--- Data extract ---

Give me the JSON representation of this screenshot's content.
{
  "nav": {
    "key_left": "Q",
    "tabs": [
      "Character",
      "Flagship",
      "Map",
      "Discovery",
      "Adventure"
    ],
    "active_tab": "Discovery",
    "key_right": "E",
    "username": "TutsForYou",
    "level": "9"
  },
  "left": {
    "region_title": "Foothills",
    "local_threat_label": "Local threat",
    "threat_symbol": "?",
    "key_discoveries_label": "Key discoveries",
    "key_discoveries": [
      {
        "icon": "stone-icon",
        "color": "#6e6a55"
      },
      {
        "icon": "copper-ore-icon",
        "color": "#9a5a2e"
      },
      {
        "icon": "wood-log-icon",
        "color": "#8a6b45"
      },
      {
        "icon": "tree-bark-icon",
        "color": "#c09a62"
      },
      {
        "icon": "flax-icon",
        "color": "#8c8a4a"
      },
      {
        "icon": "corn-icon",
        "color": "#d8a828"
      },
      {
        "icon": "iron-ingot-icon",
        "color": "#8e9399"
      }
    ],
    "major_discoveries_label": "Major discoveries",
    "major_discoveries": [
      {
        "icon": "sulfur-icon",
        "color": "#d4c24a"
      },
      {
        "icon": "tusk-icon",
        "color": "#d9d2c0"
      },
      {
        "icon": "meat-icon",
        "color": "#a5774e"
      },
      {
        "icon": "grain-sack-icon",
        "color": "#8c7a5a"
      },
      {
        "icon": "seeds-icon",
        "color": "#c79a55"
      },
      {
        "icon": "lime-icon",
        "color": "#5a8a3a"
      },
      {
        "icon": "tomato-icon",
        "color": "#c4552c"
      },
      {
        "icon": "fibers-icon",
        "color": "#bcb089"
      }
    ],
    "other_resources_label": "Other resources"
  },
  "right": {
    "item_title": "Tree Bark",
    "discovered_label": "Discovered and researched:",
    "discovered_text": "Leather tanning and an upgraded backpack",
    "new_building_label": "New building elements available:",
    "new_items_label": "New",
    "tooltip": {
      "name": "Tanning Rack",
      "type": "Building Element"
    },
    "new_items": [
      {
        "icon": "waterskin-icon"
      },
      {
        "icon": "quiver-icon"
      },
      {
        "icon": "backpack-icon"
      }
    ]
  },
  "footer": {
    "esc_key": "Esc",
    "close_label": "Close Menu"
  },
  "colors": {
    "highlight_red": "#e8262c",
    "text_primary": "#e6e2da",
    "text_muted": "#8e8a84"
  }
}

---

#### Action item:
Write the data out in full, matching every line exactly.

#### The answer:
Give me the JSON representation of this screenshot's content.
{
  "nav": {
    "key_left": "Q",
    "tabs": [
      "Character",
      "Flagship",
      "Map",
      "Discovery",
      "Adventure"
    ],
    "active_tab": "Discovery",
    "key_right": "E",
    "username": "TutsForYou",
    "level": "9"
  },
  "left": {
    "region_title": "Foothills",
    "local_threat_label": "Local threat",
    "threat_symbol": "?",
    "key_discoveries_label": "Key discoveries",
    "key_discoveries": [
      {
        "icon": "stone-icon",
        "color": "#6e6a55"
      },
      {
        "icon": "copper-ore-icon",
        "color": "#9a5a2e"
      },
      {
        "icon": "wood-log-icon",
        "color": "#8a6b45"
      },
      {
        "icon": "tree-bark-icon",
        "color": "#c09a62"
      },
      {
        "icon": "flax-icon",
        "color": "#8c8a4a"
      },
      {
        "icon": "corn-icon",
        "color": "#d8a828"
      },
      {
        "icon": "iron-ingot-icon",
        "color": "#8e9399"
      }
    ],
    "major_discoveries_label": "Major discoveries",
    "major_discoveries": [
      {
        "icon": "sulfur-icon",
        "color": "#d4c24a"
      },
      {
        "icon": "tusk-icon",
        "color": "#d9d2c0"
      },
      {
        "icon": "meat-icon",
        "color": "#a5774e"
      },
      {
        "icon": "grain-sack-icon",
        "color": "#8c7a5a"
      },
      {
        "icon": "seeds-icon",
        "color": "#c79a55"
      },
      {
        "icon": "lime-icon",
        "color": "#5a8a3a"
      },
      {
        "icon": "tomato-icon",
        "color": "#c4552c"
      },
      {
        "icon": "fibers-icon",
        "color": "#bcb089"
      }
    ],
    "other_resources_label": "Other resources"
  },
  "right": {
    "item_title": "Tree Bark",
    "discovered_label": "Discovered and researched:",
    "discovered_text": "Leather tanning and an upgraded backpack",
    "new_building_label": "New building elements available:",
    "new_items_label": "New",
    "tooltip": {
      "name": "Tanning Rack",
      "type": "Building Element"
    },
    "new_items": [
      {
        "icon": "waterskin-icon"
      },
      {
        "icon": "quiver-icon"
      },
      {
        "icon": "backpack-icon"
      }
    ]
  },
  "footer": {
    "esc_key": "Esc",
    "close_label": "Close Menu"
  },
  "colors": {
    "highlight_red": "#e8262c",
    "text_primary": "#e6e2da",
    "text_muted": "#8e8a84"
  }
}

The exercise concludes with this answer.